The Bible sometimes speaks of the world not as the place God made very good, but as what fallen human beings have made of that place. It is good to flee from the world in this negative sense. I would say that in the world today there are many false voices that should be fled.
I have in mind voices that are not about the truth, but are very influential. For instance, there is political rhetoric, whether from politicians, pundits, or others, that is is not about the truth, but about scoring points in order to advance your positions. Persuasive speech has its place, but here it is dislocated from the truth. Even when this rhetoric intends a good end, it is wrong because it does not lead people to the truth in order to lead them to the realization of what is good. Another false voice is political correctness, which does not care about seeking the truth, but cares about avoiding what is considered offensive. Yet it is very influential, not only by silencing people through the fear that they will be branded hateful or ignorant if they disagree, but also by convincing many that this branding is appropriate. A further false voice is the one that calls for almost mob-like public scrutiny. There is a place for public scrutiny in a free and democratic society and the press has a role in providing information so that the public can exercise this scrutiny appropriately. But we sometimes take public scrutiny too far, wanting to hold opinions and make judgments about matters that are not our business or about which we do not have enough information. The media can encourage this by sensationalizing issues, but the sensationalism appeals to a desire within ourselves. We find a certain satisfaction in looking down on the foibles of others. We can even enjoy being indignant at others! Perhaps this allows us to think well of ourselves for condemning evil and distracts us from seeing our own faults. There is plenty to criticize and some things to be mad about in our society, but even warranted criticism can slip into this self-serving criticism. St. Paul says that love “does not rejoice in wrongdoing, but rejoices in the truth.” There is a place for public scrutiny, but sometimes it is not about the truth and it rejoices in wrongdoing rather than be saddened by it.

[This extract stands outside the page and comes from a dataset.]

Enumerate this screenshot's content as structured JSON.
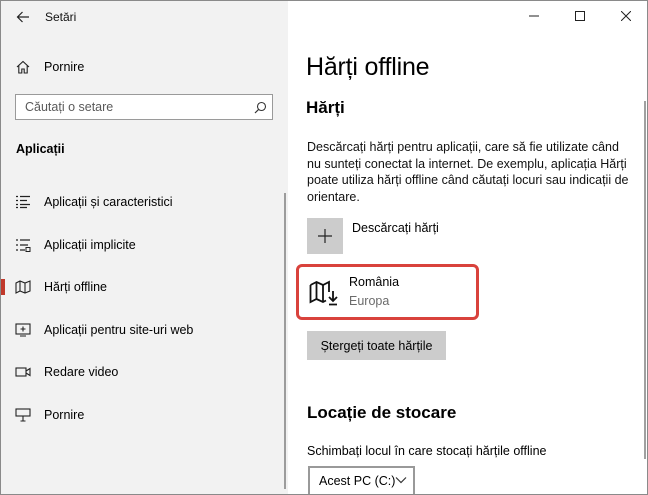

Fleeing such voices and their untruthfulness is a flight from the world that requires some determination. It means seeing the voices for what they are and not allowing them influence over our thinking. This turning from the world requires also a certain turning within in order to keep contact with the truth. The only place one can recognize the truth is within. This interiority is not a neglect of one’s duties in the world, but a necessity for engaging the world truthfully. It allows one room to use one’s sense of the truth to analyze one’s experiences and thus to learn from them. The Cistercian tradition of Benedictine monasticism likes to note that experience is a great teacher. If we cultivate an appropriate interiority, then experience can teach us the deeper truths we, individually and as a society, need to live by. If instead we let the false voices govern us, we lose touch with the truth and are tossed to and fro and carried about by human trickery (cf. Eph 4:14).
But cultivating the right kind of interiority requires yearning for the truth itself, which is ultimately God, and observing some practices, such as keeping moments of silence and having some structure in one’s day. St. Benedict is an example of this and many, without joining a monastery, find him a good guide in this way.